# Goal of the exercise:
Print the records exactly as given.

::::

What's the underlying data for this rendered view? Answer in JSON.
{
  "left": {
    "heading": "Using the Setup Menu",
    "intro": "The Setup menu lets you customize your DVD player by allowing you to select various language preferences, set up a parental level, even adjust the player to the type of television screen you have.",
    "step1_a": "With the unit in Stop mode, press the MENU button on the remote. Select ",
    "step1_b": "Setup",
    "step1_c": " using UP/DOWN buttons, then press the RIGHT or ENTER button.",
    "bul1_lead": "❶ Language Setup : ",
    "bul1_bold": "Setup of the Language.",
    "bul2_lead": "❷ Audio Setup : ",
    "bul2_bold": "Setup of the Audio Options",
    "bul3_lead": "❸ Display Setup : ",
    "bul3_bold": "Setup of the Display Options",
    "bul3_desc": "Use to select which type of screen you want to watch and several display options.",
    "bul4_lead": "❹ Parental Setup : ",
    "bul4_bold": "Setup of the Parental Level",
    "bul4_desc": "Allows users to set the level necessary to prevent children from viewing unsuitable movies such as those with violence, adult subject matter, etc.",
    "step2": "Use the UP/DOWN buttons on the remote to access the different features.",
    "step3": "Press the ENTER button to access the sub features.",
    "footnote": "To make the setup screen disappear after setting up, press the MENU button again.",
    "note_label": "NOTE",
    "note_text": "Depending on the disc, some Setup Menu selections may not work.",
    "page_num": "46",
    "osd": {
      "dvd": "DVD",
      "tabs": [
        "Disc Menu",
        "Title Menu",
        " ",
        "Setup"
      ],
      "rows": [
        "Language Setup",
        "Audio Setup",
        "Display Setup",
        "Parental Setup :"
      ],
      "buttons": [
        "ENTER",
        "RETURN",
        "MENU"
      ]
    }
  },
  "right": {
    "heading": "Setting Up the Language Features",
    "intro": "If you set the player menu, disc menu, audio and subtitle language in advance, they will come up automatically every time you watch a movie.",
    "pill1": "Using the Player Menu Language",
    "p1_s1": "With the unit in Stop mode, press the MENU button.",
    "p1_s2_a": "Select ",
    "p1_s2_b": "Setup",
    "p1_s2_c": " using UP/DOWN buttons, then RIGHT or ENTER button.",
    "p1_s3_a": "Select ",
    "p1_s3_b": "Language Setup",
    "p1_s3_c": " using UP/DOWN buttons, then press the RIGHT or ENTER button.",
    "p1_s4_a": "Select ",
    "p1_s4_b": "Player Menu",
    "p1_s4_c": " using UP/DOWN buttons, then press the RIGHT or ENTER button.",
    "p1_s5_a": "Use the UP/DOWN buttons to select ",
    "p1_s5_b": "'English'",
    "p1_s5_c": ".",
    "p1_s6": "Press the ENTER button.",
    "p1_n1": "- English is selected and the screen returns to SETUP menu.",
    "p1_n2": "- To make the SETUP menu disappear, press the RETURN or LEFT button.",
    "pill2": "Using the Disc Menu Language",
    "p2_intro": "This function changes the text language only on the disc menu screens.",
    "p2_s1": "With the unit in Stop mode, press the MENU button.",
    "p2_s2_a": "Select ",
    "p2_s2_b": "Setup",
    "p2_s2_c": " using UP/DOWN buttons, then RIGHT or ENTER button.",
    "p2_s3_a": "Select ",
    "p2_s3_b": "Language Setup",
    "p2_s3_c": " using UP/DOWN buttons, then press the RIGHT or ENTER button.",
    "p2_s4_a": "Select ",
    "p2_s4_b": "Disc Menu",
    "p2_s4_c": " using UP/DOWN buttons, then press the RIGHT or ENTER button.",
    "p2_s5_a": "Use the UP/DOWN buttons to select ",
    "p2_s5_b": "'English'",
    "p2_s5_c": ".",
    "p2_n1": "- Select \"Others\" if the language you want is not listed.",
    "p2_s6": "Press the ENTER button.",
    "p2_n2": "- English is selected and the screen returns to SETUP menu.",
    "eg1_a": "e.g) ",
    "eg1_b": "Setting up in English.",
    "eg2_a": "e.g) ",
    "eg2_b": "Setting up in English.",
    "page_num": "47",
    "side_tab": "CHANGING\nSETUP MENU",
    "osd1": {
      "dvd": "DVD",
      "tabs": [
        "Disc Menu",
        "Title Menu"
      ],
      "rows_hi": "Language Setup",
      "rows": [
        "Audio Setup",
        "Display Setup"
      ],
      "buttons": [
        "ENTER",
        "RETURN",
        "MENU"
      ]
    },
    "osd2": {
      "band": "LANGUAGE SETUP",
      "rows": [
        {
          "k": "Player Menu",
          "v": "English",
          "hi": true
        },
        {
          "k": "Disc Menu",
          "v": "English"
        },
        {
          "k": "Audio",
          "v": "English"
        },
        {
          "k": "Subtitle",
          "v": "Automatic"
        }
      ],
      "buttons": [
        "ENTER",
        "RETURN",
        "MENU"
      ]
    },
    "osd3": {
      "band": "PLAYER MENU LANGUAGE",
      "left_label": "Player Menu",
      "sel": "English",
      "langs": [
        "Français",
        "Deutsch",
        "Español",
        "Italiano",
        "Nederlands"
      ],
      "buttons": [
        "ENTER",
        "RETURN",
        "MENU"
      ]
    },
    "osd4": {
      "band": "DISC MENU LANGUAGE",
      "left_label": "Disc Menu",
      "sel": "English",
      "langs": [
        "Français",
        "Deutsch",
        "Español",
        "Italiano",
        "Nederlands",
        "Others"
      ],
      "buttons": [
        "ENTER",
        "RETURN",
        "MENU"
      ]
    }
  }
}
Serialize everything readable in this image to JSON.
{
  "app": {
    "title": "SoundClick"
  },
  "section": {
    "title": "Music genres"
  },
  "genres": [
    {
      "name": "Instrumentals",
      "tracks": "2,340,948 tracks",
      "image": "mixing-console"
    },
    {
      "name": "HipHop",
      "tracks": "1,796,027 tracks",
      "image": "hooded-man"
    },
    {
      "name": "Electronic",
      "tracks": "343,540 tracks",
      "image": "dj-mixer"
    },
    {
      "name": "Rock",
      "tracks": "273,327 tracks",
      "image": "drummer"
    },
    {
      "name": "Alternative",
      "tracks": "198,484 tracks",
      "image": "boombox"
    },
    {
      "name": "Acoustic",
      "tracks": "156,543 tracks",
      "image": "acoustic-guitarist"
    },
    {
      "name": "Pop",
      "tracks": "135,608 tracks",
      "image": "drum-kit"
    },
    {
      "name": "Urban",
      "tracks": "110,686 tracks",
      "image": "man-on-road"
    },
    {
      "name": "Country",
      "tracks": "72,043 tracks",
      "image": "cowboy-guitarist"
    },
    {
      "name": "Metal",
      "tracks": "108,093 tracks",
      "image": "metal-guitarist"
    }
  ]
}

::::

# Task result:
What's the underlying data for this rendered view? Answer in JSON.
{
  "left": {
    "heading": "Using the Setup Menu",
    "intro": "The Setup menu lets you customize your DVD player by allowing you to select various language preferences, set up a parental level, even adjust the player to the type of television screen you have.",
    "step1_a": "With the unit in Stop mode, press the MENU button on the remote. Select ",
    "step1_b": "Setup",
    "step1_c": " using UP/DOWN buttons, then press the RIGHT or ENTER button.",
    "bul1_lead": "❶ Language Setup : ",
    "bul1_bold": "Setup of the Language.",
    "bul2_lead": "❷ Audio Setup : ",
    "bul2_bold": "Setup of the Audio Options",
    "bul3_lead": "❸ Display Setup : ",
    "bul3_bold": "Setup of the Display Options",
    "bul3_desc": "Use to select which type of screen you want to watch and several display options.",
    "bul4_lead": "❹ Parental Setup : ",
    "bul4_bold": "Setup of the Parental Level",
    "bul4_desc": "Allows users to set the level necessary to prevent children from viewing unsuitable movies such as those with violence, adult subject matter, etc.",
    "step2": "Use the UP/DOWN buttons on the remote to access the different features.",
    "step3": "Press the ENTER button to access the sub features.",
    "footnote": "To make the setup screen disappear after setting up, press the MENU button again.",
    "note_label": "NOTE",
    "note_text": "Depending on the disc, some Setup Menu selections may not work.",
    "page_num": "46",
    "osd": {
      "dvd": "DVD",
      "tabs": [
        "Disc Menu",
        "Title Menu",
        " ",
        "Setup"
      ],
      "rows": [
        "Language Setup",
        "Audio Setup",
        "Display Setup",
        "Parental Setup :"
      ],
      "buttons": [
        "ENTER",
        "RETURN",
        "MENU"
      ]
    }
  },
  "right": {
    "heading": "Setting Up the Language Features",
    "intro": "If you set the player menu, disc menu, audio and subtitle language in advance, they will come up automatically every time you watch a movie.",
    "pill1": "Using the Player Menu Language",
    "p1_s1": "With the unit in Stop mode, press the MENU button.",
    "p1_s2_a": "Select ",
    "p1_s2_b": "Setup",
    "p1_s2_c": " using UP/DOWN buttons, then RIGHT or ENTER button.",
    "p1_s3_a": "Select ",
    "p1_s3_b": "Language Setup",
    "p1_s3_c": " using UP/DOWN buttons, then press the RIGHT or ENTER button.",
    "p1_s4_a": "Select ",
    "p1_s4_b": "Player Menu",
    "p1_s4_c": " using UP/DOWN buttons, then press the RIGHT or ENTER button.",
    "p1_s5_a": "Use the UP/DOWN buttons to select ",
    "p1_s5_b": "'English'",
    "p1_s5_c": ".",
    "p1_s6": "Press the ENTER button.",
    "p1_n1": "- English is selected and the screen returns to SETUP menu.",
    "p1_n2": "- To make the SETUP menu disappear, press the RETURN or LEFT button.",
    "pill2": "Using the Disc Menu Language",
    "p2_intro": "This function changes the text language only on the disc menu screens.",
    "p2_s1": "With the unit in Stop mode, press the MENU button.",
    "p2_s2_a": "Select ",
    "p2_s2_b": "Setup",
    "p2_s2_c": " using UP/DOWN buttons, then RIGHT or ENTER button.",
    "p2_s3_a": "Select ",
    "p2_s3_b": "Language Setup",
    "p2_s3_c": " using UP/DOWN buttons, then press the RIGHT or ENTER button.",
    "p2_s4_a": "Select ",
    "p2_s4_b": "Disc Menu",
    "p2_s4_c": " using UP/DOWN buttons, then press the RIGHT or ENTER button.",
    "p2_s5_a": "Use the UP/DOWN buttons to select ",
    "p2_s5_b": "'English'",
    "p2_s5_c": ".",
    "p2_n1": "- Select \"Others\" if the language you want is not listed.",
    "p2_s6": "Press the ENTER button.",
    "p2_n2": "- English is selected and the screen returns to SETUP menu.",
    "eg1_a": "e.g) ",
    "eg1_b": "Setting up in English.",
    "eg2_a": "e.g) ",
    "eg2_b": "Setting up in English.",
    "page_num": "47",
    "side_tab": "CHANGING\nSETUP MENU",
    "osd1": {
      "dvd": "DVD",
      "tabs": [
        "Disc Menu",
        "Title Menu"
      ],
      "rows_hi": "Language Setup",
      "rows": [
        "Audio Setup",
        "Display Setup"
      ],
      "buttons": [
        "ENTER",
        "RETURN",
        "MENU"
      ]
    },
    "osd2": {
      "band": "LANGUAGE SETUP",
      "rows": [
        {
          "k": "Player Menu",
          "v": "English",
          "hi": true
        },
        {
          "k": "Disc Menu",
          "v": "English"
        },
        {
          "k": "Audio",
          "v": "English"
        },
        {
          "k": "Subtitle",
          "v": "Automatic"
        }
      ],
      "buttons": [
        "ENTER",
        "RETURN",
        "MENU"
      ]
    },
    "osd3": {
      "band": "PLAYER MENU LANGUAGE",
      "left_label": "Player Menu",
      "sel": "English",
      "langs": [
        "Français",
        "Deutsch",
        "Español",
        "Italiano",
        "Nederlands"
      ],
      "buttons": [
        "ENTER",
        "RETURN",
        "MENU"
      ]
    },
    "osd4": {
      "band": "DISC MENU LANGUAGE",
      "left_label": "Disc Menu",
      "sel": "English",
      "langs": [
        "Français",
        "Deutsch",
        "Español",
        "Italiano",
        "Nederlands",
        "Others"
      ],
      "buttons": [
        "ENTER",
        "RETURN",
        "MENU"
      ]
    }
  }
}
Serialize everything readable in this image to JSON.
{
  "app": {
    "title": "SoundClick"
  },
  "section": {
    "title": "Music genres"
  },
  "genres": [
    {
      "name": "Instrumentals",
      "tracks": "2,340,948 tracks",
      "image": "mixing-console"
    },
    {
      "name": "HipHop",
      "tracks": "1,796,027 tracks",
      "image": "hooded-man"
    },
    {
      "name": "Electronic",
      "tracks": "343,540 tracks",
      "image": "dj-mixer"
    },
    {
      "name": "Rock",
      "tracks": "273,327 tracks",
      "image": "drummer"
    },
    {
      "name": "Alternative",
      "tracks": "198,484 tracks",
      "image": "boombox"
    },
    {
      "name": "Acoustic",
      "tracks": "156,543 tracks",
      "image": "acoustic-guitarist"
    },
    {
      "name": "Pop",
      "tracks": "135,608 tracks",
      "image": "drum-kit"
    },
    {
      "name": "Urban",
      "tracks": "110,686 tracks",
      "image": "man-on-road"
    },
    {
      "name": "Country",
      "tracks": "72,043 tracks",
      "image": "cowboy-guitarist"
    },
    {
      "name": "Metal",
      "tracks": "108,093 tracks",
      "image": "metal-guitarist"
    }
  ]
}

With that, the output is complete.